This article is a deep dive into CBDCs as they stand in Spring 2023, but also a launching off pad for deeper and more detailed researches on the topic.
On March the 10th of 2023 the United States Federal Reserve announced the new stage of its FedNow instant payments system. They intend to launch the system in July following a period of certification from April. Although originally announced in 2019, this latest decree has caused a real stir in alternative media and crypto space, with many critics expressing a growing concerns about an emergent banking system, one based on CBDCs – Central Bank Digital Currencies. In this article we will journey through the landscape of modern currency innovations to investigate how far along the road to a CBDC system we are and what it might look like. We will also evaluate the claims by both central bank proponents and opponents. Along the way I will attempt to define as many of the terms in use to make clear what is often an obscure subject for the regular citizen.
We might as well start with a broad definition of a CBDC. A Central Bank Digital Currency is a digital central bank liability. A central bank is a nominally private institution. It is usually not directly a facet of the government – though still a national institution – and it controls a nation’s currency. The decisions it makes can fundamentally change the lives of many millions, and transform the political economy literally overnight. They decide how much and when to print a currency as well as the rate at which the currency inflates or deflates by setting interest rates. The central bank for America is known as the Federal Reserve Bank, and it was inculcated on Jekyll island in 1910 by a shady group of financial elites. That however is a story for another time.
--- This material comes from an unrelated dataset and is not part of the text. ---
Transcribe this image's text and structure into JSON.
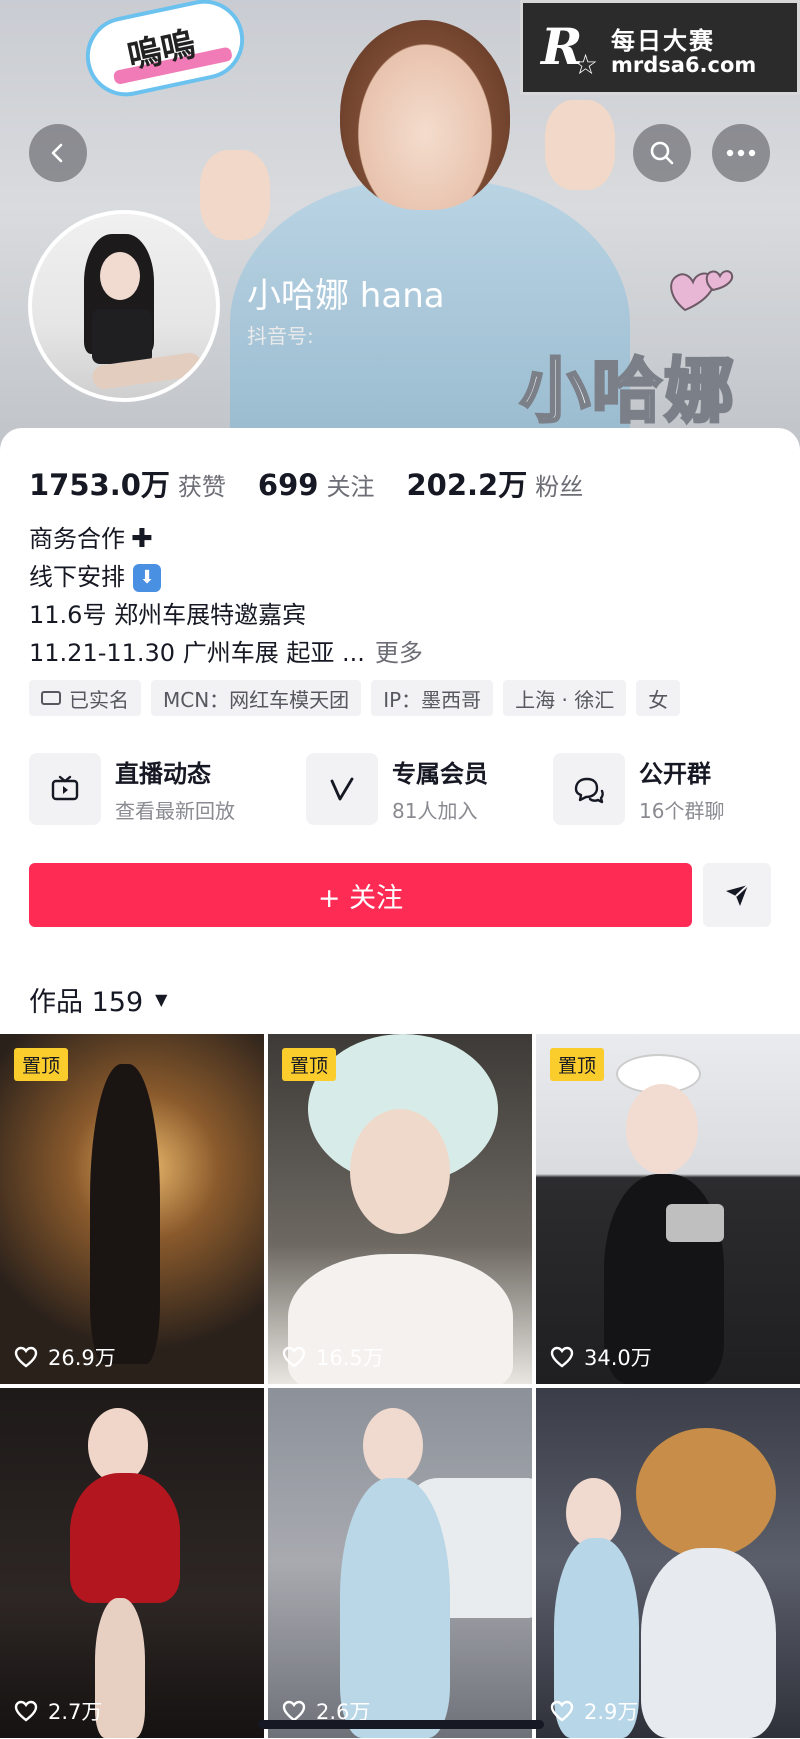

What these central banks now propose in 2023 is a digital system, entirely based on computer networks, of liabilities and transfers. Liabilities by the way are simply debts or contracts – ‘I promise to pay the bearer of this note X or Y’. Originally these central bank liabilities were redeemable into real world assets like gold or silver, but steadily through the 20th century they found that they could slip out of this shackle. When Nixon decided to ‘temporarily pause’ the ability to convert dollars to gold in 1971, it signalled the end of the era of asset backed liabilities into the pure fiat system of today. A digital liability, a CBDC, would be a step further on this path; not backed by land, metal or any asset but simply backed by the word of an institution – ‘It is worth a Dollar because we say so’.